Career Education for Youth in Juvenile Justice Programs
Local school districts in Florida are responsible for the delivery of education in state-run juvenile justice facilities located in their counties. The educational programming available must meet students’ needs and may include career and professional education (“CAPE”) courses and related services which support transition goals and reentry. The law requires that prevention and day treatment juvenile justice education programs provide, at a minimum, career readiness and exploration opportunities. Residential juvenile justice education programs with a contracted minimum length of stay of 9 months must provide CAPE courses that lead to pre-apprentice certifications and industry certifications.
Programs with contracted lengths of stay of less than 9 months may, but are not required to, provide career education courses that lead to pre-apprentice certifications and CAPE industry certifications. If the duration of a program is less than 40 days, the educational component may be limited to tutorial remediation activities, career employability skills instruction, education counseling, and transition services that prepare students for a return to school, the community, and their home settings based on the students’ needs. Fla. Stat. Ann. § 1003.52(5) (2016).
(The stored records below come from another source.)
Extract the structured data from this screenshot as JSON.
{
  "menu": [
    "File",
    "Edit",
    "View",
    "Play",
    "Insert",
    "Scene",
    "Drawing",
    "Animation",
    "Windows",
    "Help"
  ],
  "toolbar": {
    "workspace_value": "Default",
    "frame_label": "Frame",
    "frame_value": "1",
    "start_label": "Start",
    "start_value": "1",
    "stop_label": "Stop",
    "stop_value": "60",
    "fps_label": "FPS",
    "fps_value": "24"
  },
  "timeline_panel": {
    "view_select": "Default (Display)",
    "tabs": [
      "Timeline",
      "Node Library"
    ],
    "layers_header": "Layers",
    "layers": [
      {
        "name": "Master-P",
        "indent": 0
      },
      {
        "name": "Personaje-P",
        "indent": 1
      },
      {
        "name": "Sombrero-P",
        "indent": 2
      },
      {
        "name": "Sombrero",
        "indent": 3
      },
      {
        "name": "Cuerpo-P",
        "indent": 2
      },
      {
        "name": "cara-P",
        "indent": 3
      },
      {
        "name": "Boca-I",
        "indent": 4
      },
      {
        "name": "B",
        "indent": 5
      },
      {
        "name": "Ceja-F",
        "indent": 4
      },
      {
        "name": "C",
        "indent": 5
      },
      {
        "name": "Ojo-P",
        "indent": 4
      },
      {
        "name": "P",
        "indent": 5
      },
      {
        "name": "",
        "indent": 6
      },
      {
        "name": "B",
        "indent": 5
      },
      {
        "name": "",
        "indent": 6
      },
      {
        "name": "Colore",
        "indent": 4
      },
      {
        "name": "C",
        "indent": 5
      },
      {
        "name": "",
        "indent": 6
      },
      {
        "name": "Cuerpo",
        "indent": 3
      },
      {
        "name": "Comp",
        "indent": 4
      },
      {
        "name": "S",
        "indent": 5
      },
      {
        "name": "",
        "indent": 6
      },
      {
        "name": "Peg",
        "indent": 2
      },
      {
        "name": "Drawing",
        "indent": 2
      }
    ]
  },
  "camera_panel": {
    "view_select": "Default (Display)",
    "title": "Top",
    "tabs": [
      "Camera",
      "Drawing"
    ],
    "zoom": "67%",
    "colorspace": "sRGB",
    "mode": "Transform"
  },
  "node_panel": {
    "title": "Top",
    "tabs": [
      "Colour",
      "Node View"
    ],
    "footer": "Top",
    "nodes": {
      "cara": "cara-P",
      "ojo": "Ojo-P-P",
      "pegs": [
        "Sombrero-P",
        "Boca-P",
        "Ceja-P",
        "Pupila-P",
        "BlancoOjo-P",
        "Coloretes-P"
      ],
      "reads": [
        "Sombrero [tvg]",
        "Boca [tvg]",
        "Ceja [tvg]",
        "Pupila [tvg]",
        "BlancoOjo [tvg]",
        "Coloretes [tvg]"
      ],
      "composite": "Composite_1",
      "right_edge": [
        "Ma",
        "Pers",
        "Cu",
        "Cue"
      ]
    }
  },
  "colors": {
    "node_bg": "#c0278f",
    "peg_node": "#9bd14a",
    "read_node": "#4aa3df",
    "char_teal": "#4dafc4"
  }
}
Florida law further mandates that the Department of Juvenile Justice and the Department of Education establish curriculum, goals, and outcome measures for CAPE programs in juvenile justice education programs, to be reviewed annually. The plan must include, among other things, provisions for eliminating barriers to increasing occupation-specific job training and high school equivalency examination preparation opportunities; definitions of appropriate CAPE programming, based on the age and abilities of the students served and typical length of stay at the juvenile justice education program; strategies to facilitate involvement of business and industry in the design, delivery, and evaluation of CAPE programming in juvenile justice education programs, including apprenticeship and work experience programs, mentoring and job shadowing, and other strategies that lead to post-release employment; the effect of students' mobility between juvenile justice education programs and school districts on the students' educational outcomes. Fla. Stat. Ann. § 985.622 (2016).